From the data below, restate every line word for word.
═══ Given data ═══
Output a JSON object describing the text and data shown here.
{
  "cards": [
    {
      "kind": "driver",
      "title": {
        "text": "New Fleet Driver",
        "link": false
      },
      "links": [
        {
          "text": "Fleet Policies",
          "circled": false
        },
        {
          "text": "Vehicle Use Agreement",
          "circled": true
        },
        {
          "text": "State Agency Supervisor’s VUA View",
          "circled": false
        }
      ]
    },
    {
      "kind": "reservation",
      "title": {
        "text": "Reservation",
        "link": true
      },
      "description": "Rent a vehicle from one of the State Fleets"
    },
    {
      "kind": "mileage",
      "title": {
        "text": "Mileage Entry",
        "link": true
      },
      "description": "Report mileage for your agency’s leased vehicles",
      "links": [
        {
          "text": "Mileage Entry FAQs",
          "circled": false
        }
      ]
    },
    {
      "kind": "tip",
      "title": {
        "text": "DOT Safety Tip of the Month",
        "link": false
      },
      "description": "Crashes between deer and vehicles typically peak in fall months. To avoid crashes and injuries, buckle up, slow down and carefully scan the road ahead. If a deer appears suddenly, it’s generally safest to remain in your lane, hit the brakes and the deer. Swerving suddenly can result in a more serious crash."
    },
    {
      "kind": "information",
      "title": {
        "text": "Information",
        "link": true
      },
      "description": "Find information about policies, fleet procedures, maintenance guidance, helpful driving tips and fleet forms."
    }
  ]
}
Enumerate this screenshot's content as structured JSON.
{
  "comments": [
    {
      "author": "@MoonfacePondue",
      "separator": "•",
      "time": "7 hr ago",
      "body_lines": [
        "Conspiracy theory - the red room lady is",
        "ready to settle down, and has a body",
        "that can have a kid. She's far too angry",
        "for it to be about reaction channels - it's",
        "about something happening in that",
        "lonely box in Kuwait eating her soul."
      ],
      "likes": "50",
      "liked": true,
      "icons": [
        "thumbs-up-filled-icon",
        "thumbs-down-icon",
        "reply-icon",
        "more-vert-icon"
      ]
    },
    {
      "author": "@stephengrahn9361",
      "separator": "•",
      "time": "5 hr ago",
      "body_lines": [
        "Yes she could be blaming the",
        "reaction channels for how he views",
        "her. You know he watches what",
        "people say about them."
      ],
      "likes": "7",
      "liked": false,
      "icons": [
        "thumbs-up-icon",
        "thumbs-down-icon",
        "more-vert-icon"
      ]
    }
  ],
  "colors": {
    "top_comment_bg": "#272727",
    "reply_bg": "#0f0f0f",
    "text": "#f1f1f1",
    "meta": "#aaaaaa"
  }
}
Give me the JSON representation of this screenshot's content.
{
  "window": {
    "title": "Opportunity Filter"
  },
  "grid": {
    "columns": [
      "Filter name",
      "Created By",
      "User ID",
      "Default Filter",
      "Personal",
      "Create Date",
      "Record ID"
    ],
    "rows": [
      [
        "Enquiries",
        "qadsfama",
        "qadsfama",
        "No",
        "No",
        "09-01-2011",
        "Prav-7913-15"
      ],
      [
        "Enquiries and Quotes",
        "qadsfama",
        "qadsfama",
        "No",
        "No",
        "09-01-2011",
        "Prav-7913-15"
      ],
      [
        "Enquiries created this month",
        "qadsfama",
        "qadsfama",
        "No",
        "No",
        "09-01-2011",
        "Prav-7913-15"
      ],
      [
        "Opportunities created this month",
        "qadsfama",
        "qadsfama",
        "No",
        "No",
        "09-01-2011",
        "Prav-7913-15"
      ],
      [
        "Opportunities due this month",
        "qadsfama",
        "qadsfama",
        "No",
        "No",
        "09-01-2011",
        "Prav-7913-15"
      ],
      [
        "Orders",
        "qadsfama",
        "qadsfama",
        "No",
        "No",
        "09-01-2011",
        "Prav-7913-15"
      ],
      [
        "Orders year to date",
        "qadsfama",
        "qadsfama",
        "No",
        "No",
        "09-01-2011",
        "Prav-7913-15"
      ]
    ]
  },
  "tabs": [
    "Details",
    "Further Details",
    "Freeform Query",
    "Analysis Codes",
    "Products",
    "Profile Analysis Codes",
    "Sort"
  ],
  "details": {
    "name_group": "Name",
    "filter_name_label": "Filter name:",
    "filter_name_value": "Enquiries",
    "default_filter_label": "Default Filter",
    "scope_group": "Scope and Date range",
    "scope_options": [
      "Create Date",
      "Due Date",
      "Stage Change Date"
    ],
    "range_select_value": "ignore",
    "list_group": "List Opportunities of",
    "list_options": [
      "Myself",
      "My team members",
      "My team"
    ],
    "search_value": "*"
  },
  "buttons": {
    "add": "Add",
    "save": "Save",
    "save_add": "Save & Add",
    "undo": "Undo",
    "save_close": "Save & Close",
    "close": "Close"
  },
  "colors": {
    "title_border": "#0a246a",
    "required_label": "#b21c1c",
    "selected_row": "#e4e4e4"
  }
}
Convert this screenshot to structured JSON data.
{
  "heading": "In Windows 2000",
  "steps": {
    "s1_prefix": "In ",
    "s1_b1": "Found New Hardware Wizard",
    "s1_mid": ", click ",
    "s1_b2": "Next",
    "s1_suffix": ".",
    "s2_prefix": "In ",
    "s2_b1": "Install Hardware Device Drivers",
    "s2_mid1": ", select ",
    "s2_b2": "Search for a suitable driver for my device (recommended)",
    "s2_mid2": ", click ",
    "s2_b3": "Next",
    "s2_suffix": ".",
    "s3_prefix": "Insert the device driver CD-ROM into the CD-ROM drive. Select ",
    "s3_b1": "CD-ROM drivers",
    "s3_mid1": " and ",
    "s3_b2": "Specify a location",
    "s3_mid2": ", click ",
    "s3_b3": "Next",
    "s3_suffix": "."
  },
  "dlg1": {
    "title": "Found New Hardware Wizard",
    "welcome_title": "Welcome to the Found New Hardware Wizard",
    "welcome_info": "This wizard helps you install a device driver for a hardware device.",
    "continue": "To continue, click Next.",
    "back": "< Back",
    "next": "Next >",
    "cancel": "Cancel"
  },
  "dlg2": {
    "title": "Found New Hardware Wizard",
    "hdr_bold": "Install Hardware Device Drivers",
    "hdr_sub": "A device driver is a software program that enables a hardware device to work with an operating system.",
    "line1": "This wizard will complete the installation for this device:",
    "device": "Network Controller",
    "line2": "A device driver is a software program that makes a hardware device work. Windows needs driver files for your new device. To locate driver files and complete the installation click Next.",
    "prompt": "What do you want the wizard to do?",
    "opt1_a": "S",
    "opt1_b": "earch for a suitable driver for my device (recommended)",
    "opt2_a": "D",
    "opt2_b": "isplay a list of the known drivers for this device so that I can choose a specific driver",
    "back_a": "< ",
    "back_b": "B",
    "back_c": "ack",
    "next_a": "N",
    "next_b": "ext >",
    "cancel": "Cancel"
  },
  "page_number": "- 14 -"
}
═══
** Solution **
Output a JSON object describing the text and data shown here.
{
  "cards": [
    {
      "kind": "driver",
      "title": {
        "text": "New Fleet Driver",
        "link": false
      },
      "links": [
        {
          "text": "Fleet Policies",
          "circled": false
        },
        {
          "text": "Vehicle Use Agreement",
          "circled": true
        },
        {
          "text": "State Agency Supervisor’s VUA View",
          "circled": false
        }
      ]
    },
    {
      "kind": "reservation",
      "title": {
        "text": "Reservation",
        "link": true
      },
      "description": "Rent a vehicle from one of the State Fleets"
    },
    {
      "kind": "mileage",
      "title": {
        "text": "Mileage Entry",
        "link": true
      },
      "description": "Report mileage for your agency’s leased vehicles",
      "links": [
        {
          "text": "Mileage Entry FAQs",
          "circled": false
        }
      ]
    },
    {
      "kind": "tip",
      "title": {
        "text": "DOT Safety Tip of the Month",
        "link": false
      },
      "description": "Crashes between deer and vehicles typically peak in fall months. To avoid crashes and injuries, buckle up, slow down and carefully scan the road ahead. If a deer appears suddenly, it’s generally safest to remain in your lane, hit the brakes and the deer. Swerving suddenly can result in a more serious crash."
    },
    {
      "kind": "information",
      "title": {
        "text": "Information",
        "link": true
      },
      "description": "Find information about policies, fleet procedures, maintenance guidance, helpful driving tips and fleet forms."
    }
  ]
}
Enumerate this screenshot's content as structured JSON.
{
  "comments": [
    {
      "author": "@MoonfacePondue",
      "separator": "•",
      "time": "7 hr ago",
      "body_lines": [
        "Conspiracy theory - the red room lady is",
        "ready to settle down, and has a body",
        "that can have a kid. She's far too angry",
        "for it to be about reaction channels - it's",
        "about something happening in that",
        "lonely box in Kuwait eating her soul."
      ],
      "likes": "50",
      "liked": true,
      "icons": [
        "thumbs-up-filled-icon",
        "thumbs-down-icon",
        "reply-icon",
        "more-vert-icon"
      ]
    },
    {
      "author": "@stephengrahn9361",
      "separator": "•",
      "time": "5 hr ago",
      "body_lines": [
        "Yes she could be blaming the",
        "reaction channels for how he views",
        "her. You know he watches what",
        "people say about them."
      ],
      "likes": "7",
      "liked": false,
      "icons": [
        "thumbs-up-icon",
        "thumbs-down-icon",
        "more-vert-icon"
      ]
    }
  ],
  "colors": {
    "top_comment_bg": "#272727",
    "reply_bg": "#0f0f0f",
    "text": "#f1f1f1",
    "meta": "#aaaaaa"
  }
}
Give me the JSON representation of this screenshot's content.
{
  "window": {
    "title": "Opportunity Filter"
  },
  "grid": {
    "columns": [
      "Filter name",
      "Created By",
      "User ID",
      "Default Filter",
      "Personal",
      "Create Date",
      "Record ID"
    ],
    "rows": [
      [
        "Enquiries",
        "qadsfama",
        "qadsfama",
        "No",
        "No",
        "09-01-2011",
        "Prav-7913-15"
      ],
      [
        "Enquiries and Quotes",
        "qadsfama",
        "qadsfama",
        "No",
        "No",
        "09-01-2011",
        "Prav-7913-15"
      ],
      [
        "Enquiries created this month",
        "qadsfama",
        "qadsfama",
        "No",
        "No",
        "09-01-2011",
        "Prav-7913-15"
      ],
      [
        "Opportunities created this month",
        "qadsfama",
        "qadsfama",
        "No",
        "No",
        "09-01-2011",
        "Prav-7913-15"
      ],
      [
        "Opportunities due this month",
        "qadsfama",
        "qadsfama",
        "No",
        "No",
        "09-01-2011",
        "Prav-7913-15"
      ],
      [
        "Orders",
        "qadsfama",
        "qadsfama",
        "No",
        "No",
        "09-01-2011",
        "Prav-7913-15"
      ],
      [
        "Orders year to date",
        "qadsfama",
        "qadsfama",
        "No",
        "No",
        "09-01-2011",
        "Prav-7913-15"
      ]
    ]
  },
  "tabs": [
    "Details",
    "Further Details",
    "Freeform Query",
    "Analysis Codes",
    "Products",
    "Profile Analysis Codes",
    "Sort"
  ],
  "details": {
    "name_group": "Name",
    "filter_name_label": "Filter name:",
    "filter_name_value": "Enquiries",
    "default_filter_label": "Default Filter",
    "scope_group": "Scope and Date range",
    "scope_options": [
      "Create Date",
      "Due Date",
      "Stage Change Date"
    ],
    "range_select_value": "ignore",
    "list_group": "List Opportunities of",
    "list_options": [
      "Myself",
      "My team members",
      "My team"
    ],
    "search_value": "*"
  },
  "buttons": {
    "add": "Add",
    "save": "Save",
    "save_add": "Save & Add",
    "undo": "Undo",
    "save_close": "Save & Close",
    "close": "Close"
  },
  "colors": {
    "title_border": "#0a246a",
    "required_label": "#b21c1c",
    "selected_row": "#e4e4e4"
  }
}
Convert this screenshot to structured JSON data.
{
  "heading": "In Windows 2000",
  "steps": {
    "s1_prefix": "In ",
    "s1_b1": "Found New Hardware Wizard",
    "s1_mid": ", click ",
    "s1_b2": "Next",
    "s1_suffix": ".",
    "s2_prefix": "In ",
    "s2_b1": "Install Hardware Device Drivers",
    "s2_mid1": ", select ",
    "s2_b2": "Search for a suitable driver for my device (recommended)",
    "s2_mid2": ", click ",
    "s2_b3": "Next",
    "s2_suffix": ".",
    "s3_prefix": "Insert the device driver CD-ROM into the CD-ROM drive. Select ",
    "s3_b1": "CD-ROM drivers",
    "s3_mid1": " and ",
    "s3_b2": "Specify a location",
    "s3_mid2": ", click ",
    "s3_b3": "Next",
    "s3_suffix": "."
  },
  "dlg1": {
    "title": "Found New Hardware Wizard",
    "welcome_title": "Welcome to the Found New Hardware Wizard",
    "welcome_info": "This wizard helps you install a device driver for a hardware device.",
    "continue": "To continue, click Next.",
    "back": "< Back",
    "next": "Next >",
    "cancel": "Cancel"
  },
  "dlg2": {
    "title": "Found New Hardware Wizard",
    "hdr_bold": "Install Hardware Device Drivers",
    "hdr_sub": "A device driver is a software program that enables a hardware device to work with an operating system.",
    "line1": "This wizard will complete the installation for this device:",
    "device": "Network Controller",
    "line2": "A device driver is a software program that makes a hardware device work. Windows needs driver files for your new device. To locate driver files and complete the installation click Next.",
    "prompt": "What do you want the wizard to do?",
    "opt1_a": "S",
    "opt1_b": "earch for a suitable driver for my device (recommended)",
    "opt2_a": "D",
    "opt2_b": "isplay a list of the known drivers for this device so that I can choose a specific driver",
    "back_a": "< ",
    "back_b": "B",
    "back_c": "ack",
    "next_a": "N",
    "next_b": "ext >",
    "cancel": "Cancel"
  },
  "page_number": "- 14 -"
}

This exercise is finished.